Winds went light overnight, and we were back to the slatting sails game by dawn. I poled out the working jib before coffee; we went wing and wing for a time. That helped.

Sunup came bright on cobalt blue water and the ocean opened like a flower. The warm breeze carried a scent of spice into the cabin. The cloudless sky seemed a vast, pale, edgeless desert hung above the softly undulating desert below it. From Mo’s still decks, I felt like we towered above the water; I could see forever. Like when the trade winds begin to fade, but before the squalls move in.

I’m in shirtsleeves rolled above my elbows. My forearms are getting sun for the first time since… Since… Well, now, I don’t recall…

At 47S!

It has been warm and summery for days, since New Zealand, I think. And winds have been mostly lighter than one would expect. Very nice, and also very strange. I have to pinch myself. No, these are not the middle latitudes. That bird there is not a Tropic bird–it is an Albatross. Don’t go soft on me. Not here. Leave the ukulele in its case another month or two.

Still, a  fantastic sailing day. A northwesterly in the teens and on the beam. Full working sail. And we churn out the miles.

By now I’ve got about as much northing as I want. We’re in a zone where the weather forecasts calls for 30 knot winds late Saturday, touching 35 on Sunday. Better than 40. So, we’ve leveled off and are heading due east again.

4 Comments on “A Day in the Tropics

  1. Absolutely beautiful! What a welcome thaw!
    But, what do you mean that Albatross is not a tropical bird?

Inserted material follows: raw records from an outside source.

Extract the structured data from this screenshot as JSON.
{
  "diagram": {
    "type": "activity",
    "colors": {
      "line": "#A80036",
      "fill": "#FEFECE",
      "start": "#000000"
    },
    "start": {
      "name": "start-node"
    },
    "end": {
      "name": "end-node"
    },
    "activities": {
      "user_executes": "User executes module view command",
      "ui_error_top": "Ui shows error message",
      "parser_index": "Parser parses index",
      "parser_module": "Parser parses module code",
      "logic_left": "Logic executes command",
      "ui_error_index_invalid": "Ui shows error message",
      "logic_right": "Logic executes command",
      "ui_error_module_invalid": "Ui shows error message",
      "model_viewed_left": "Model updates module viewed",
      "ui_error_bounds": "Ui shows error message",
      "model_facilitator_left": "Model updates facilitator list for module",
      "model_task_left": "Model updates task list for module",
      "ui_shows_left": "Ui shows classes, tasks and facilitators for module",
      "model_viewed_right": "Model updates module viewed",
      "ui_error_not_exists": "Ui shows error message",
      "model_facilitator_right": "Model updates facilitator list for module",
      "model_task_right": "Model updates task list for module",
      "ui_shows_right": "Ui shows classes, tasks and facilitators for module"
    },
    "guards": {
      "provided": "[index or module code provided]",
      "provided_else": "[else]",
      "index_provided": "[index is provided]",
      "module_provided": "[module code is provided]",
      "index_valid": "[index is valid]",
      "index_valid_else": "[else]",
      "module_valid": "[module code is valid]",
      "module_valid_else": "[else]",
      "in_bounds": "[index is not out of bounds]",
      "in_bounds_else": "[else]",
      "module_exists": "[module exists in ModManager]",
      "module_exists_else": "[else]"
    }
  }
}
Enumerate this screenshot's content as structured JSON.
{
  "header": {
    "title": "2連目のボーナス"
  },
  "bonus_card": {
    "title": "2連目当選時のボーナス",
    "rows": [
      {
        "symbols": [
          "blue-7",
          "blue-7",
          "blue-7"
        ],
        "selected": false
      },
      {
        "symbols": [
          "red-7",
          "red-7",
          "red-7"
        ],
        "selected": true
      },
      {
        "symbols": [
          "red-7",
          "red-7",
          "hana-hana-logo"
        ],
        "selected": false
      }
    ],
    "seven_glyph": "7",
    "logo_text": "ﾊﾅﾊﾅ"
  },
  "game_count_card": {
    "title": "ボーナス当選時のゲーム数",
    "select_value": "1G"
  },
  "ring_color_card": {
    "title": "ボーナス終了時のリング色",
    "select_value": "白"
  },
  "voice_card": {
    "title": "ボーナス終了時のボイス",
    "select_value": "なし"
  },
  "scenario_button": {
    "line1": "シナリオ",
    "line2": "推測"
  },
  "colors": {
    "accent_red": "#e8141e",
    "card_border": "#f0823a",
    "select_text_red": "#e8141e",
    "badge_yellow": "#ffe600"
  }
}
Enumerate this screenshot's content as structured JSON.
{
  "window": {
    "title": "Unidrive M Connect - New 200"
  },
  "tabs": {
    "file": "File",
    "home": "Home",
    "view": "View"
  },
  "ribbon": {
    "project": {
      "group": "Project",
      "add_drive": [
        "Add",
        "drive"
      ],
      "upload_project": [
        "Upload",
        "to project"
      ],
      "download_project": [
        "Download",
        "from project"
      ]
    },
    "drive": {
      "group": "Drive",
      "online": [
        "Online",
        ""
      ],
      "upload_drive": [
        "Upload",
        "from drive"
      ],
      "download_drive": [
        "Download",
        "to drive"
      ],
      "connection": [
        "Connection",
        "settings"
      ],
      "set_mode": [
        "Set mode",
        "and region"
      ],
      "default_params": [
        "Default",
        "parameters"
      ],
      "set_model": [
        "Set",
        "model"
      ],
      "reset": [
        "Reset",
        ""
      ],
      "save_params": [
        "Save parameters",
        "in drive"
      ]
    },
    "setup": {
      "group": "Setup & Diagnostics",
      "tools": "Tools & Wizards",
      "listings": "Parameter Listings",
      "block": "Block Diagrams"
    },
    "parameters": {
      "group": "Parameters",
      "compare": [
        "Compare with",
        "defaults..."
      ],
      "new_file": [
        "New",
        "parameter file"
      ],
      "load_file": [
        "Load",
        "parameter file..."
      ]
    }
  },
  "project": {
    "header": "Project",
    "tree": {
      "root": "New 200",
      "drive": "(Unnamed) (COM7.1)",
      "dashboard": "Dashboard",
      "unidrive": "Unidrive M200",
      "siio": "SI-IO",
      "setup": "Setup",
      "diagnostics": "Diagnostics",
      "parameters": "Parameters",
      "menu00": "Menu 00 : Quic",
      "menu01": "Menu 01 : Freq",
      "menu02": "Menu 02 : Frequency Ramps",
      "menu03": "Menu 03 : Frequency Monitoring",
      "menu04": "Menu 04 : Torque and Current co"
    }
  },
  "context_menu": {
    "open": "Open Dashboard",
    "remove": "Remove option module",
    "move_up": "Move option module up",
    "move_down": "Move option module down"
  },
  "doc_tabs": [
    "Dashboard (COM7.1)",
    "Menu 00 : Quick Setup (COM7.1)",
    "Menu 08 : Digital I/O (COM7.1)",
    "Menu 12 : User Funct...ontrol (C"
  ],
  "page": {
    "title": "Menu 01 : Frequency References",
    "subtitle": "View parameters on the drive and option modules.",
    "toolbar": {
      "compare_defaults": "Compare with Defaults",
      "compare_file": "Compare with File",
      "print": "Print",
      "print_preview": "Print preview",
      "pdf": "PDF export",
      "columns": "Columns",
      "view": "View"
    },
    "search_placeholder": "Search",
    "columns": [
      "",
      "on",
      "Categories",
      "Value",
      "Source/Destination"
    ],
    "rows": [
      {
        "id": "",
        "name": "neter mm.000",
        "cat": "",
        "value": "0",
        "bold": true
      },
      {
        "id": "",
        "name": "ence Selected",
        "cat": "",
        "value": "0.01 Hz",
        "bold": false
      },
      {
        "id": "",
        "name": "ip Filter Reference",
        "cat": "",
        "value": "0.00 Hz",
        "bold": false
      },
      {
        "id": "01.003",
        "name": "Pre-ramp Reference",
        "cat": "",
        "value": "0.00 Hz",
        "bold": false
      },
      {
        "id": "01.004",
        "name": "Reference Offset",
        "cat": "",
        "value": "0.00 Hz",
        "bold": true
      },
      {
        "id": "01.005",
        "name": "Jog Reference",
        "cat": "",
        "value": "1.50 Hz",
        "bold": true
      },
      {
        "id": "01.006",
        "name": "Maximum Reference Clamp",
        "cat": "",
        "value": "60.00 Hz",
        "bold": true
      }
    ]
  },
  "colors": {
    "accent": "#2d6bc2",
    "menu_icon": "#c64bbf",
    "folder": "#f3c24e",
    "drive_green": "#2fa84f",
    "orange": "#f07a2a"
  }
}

They have many nesting grounds in Hawaii, Midway and other tropical islands. I know we have the Laysan albatross here (for Laysan Island in the NW Hawaiian Islands). I will have to look to see if that is our only species and what others there may be.
    Aloha Randall,

  2. Oh Randall! I just looked it up and must share with you what I found. One of our two Albatross species in Hawaii is called……. MOLI !!!!

    “There are two kinds of albatross in Hawaii: the ka`upu, or blackfooted albatross (Phoebastria nigripes-rare), and the moli or Laysan albatross (P. immutabilis-endangered). These amazing birds can live up to fifty years, and have been recorded to fly as far as 2,000 miles in one day in search of food.May 18, 2017”

    Wow – how do you like that!?

    • Mary – there’s an article from WAAAAY back where Randall writes about how Moli is named after the Hawaiian albatross. It’s where Joanna and he got married. The bird and the island are special to them both. Team F8

  3. sounds beautiful !!
    I wish you fair winds all the way, unfortunately we know that isn’t in the cards so enjoy the sun. What do you use for your weather data and routing?
    fair Winds,
    Eric SV Kimberlite

Leave a Reply